In the singular form, you simply write #inject before a binding, but that binding's target can be nested inside of anything with a scope. For example, here is one way of adding a method to a structure.

Vector2 :: struct {
	x, y: f32;

// Without #inject here, you would get a parsing error.
Vector2.magnitude :: (v: Vector2) -> f32 {
	return math.sqrt(v.x * v.x + v.y * v.y);

main :: () {
	v := Vector2.{ 3, 4 };


Note, while it would be possible in this case to change the syntax so you would not need to put #inject in this case, I think that can lead to some unexpected bugs. I have not tried it though, so it might be nice to use.

The powerful thing about #inject is that the definition for Vector2.magnitude does not have to be in the same file, or even the same package. It can even be optionally defined with a static if. Using #inject you can define your own extensions to types provided from any library.

When you have many things to inject into the same place, you can use the block form of #inject. In this form, you write #inject, then the thing to inject into, followed by braces ({}). Inside the braces, any binding you write will be turned into an injected binding into that scope.

Vector2 :: struct {
	x, y: f32;

#inject Vector2 {
	add :: (v1, v2: Vector2) => Vector2.{ v1.x + v2.x, v1.y + v2.y };
	sub :: (v1, v2: Vector2) => Vector2.{ v1.x - v2.x, v1.y - v2.y };
	mul :: (v1, v2: Vector2) => Vector2.{ v1.x * v2.x, v1.y * v2.y };

main :: () {
	v1 := Vector2.{ 3, 4 };
	v2 := Vector2.{ 5, 6 };

	println(v1->add(v2));         // Using method call syntax
	println(Vector2.sub(v2, v1)); // Using explicit syntax


Anywhere a binding can appear, you can inject into, with the exception of procedure bodies. Procedure bodies are isolated to prevent confusion.

But, this means you can inject into any of these things:

  • Packages
  • Structures
  • Unions
  • Enums
  • (probably more, but I am forgetting them at the time of writing)

Making global bindings

To prevent name clutter, Onyx intentionally places every binding into a package. See the Packages section for more details. But sometimes, you want to make a true global binding, one that does not require using any package to access. To do this, you can simply #inject into the builtin package.
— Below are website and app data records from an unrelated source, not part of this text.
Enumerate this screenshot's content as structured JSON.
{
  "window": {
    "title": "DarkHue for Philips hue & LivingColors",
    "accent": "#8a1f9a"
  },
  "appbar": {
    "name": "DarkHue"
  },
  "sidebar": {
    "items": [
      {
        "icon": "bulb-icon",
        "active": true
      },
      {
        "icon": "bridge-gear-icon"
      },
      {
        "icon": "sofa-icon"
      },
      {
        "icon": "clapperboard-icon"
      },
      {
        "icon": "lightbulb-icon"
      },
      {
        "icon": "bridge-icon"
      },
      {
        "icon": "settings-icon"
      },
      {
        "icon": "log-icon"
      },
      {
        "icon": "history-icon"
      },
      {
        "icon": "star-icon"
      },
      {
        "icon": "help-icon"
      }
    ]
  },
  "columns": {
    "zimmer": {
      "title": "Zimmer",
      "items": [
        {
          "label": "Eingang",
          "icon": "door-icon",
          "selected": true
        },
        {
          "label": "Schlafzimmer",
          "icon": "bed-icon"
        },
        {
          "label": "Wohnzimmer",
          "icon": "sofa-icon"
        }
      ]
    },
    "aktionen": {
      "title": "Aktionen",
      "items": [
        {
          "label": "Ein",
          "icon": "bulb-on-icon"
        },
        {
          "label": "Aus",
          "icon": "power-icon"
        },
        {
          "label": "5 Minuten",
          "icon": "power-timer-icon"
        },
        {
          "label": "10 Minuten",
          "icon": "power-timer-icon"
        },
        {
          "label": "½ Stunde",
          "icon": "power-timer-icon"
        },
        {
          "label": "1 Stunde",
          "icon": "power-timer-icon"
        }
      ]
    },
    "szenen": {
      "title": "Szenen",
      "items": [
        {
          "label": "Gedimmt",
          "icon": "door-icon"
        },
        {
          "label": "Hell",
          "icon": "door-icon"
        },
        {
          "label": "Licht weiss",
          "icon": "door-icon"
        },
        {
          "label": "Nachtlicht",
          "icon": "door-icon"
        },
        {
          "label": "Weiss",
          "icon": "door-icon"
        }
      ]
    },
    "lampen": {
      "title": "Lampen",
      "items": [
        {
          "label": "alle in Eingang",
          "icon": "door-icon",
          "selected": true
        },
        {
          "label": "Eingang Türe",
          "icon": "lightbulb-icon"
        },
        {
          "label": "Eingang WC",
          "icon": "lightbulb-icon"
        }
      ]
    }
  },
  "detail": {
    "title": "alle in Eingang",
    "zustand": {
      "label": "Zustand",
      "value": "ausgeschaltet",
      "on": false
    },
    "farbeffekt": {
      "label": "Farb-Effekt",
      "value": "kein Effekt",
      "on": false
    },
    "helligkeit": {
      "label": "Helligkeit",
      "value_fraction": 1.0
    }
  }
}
This is because the builtin package is special. Its public scope is actually mapped to the global scope of the program. This makes it so everything useful defined in builtin is always accessible to you, things like make, new, delete and context. But because of this, you can #inject into it to define your own globals for your program.

One example use of this is the logf function. It is only defined if you are using a runtime with the core.conv package defined. To do this, there is an #inject into builtin in core/conv/format.onyx for the logf symbol. This way it is always accessible, but only if you are using a runtime with formatting capabilities.